══ Records ══

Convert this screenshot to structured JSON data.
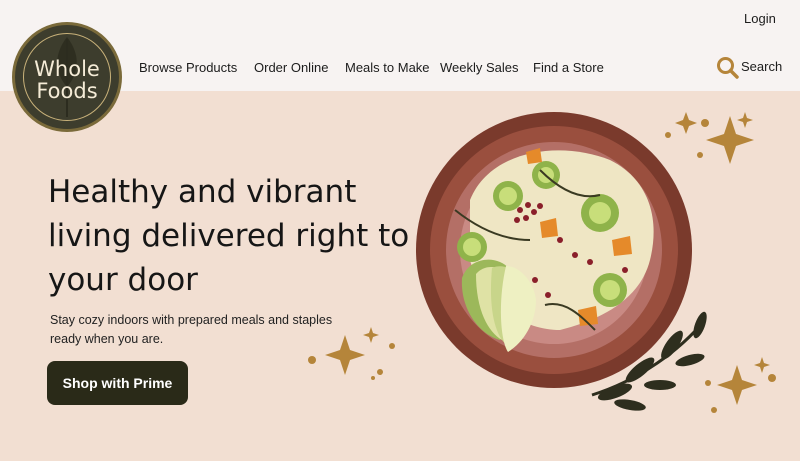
{
  "brand": {
    "line1": "Whole",
    "line2": "Foods"
  },
  "header": {
    "login": "Login",
    "search_label": "Search",
    "nav": [
      "Browse Products",
      "Order Online",
      "Meals to Make",
      "Weekly Sales",
      "Find a Store"
    ]
  },
  "hero": {
    "headline": "Healthy and vibrant living delivered right to your door",
    "subtext": "Stay cozy indoors with prepared meals and staples ready when you are.",
    "cta": "Shop with Prime"
  },
  "colors": {
    "header_bg": "#f7f3f2",
    "hero_bg": "#f2dfd2",
    "logo_bg": "#3d3d2d",
    "cta_bg": "#2a2a18",
    "accent_gold": "#b5853a",
    "plate_rim": "#7a3a2c"
  },
  "icons": [
    "search-icon",
    "sparkle-icon",
    "leaf-icon"
  ]
}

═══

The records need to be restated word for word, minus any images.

■ Answer area:
Convert this screenshot to structured JSON data.
{
  "brand": {
    "line1": "Whole",
    "line2": "Foods"
  },
  "header": {
    "login": "Login",
    "search_label": "Search",
    "nav": [
      "Browse Products",
      "Order Online",
      "Meals to Make",
      "Weekly Sales",
      "Find a Store"
    ]
  },
  "hero": {
    "headline": "Healthy and vibrant living delivered right to your door",
    "subtext": "Stay cozy indoors with prepared meals and staples ready when you are.",
    "cta": "Shop with Prime"
  },
  "colors": {
    "header_bg": "#f7f3f2",
    "hero_bg": "#f2dfd2",
    "logo_bg": "#3d3d2d",
    "cta_bg": "#2a2a18",
    "accent_gold": "#b5853a",
    "plate_rim": "#7a3a2c"
  },
  "icons": [
    "search-icon",
    "sparkle-icon",
    "leaf-icon"
  ]
}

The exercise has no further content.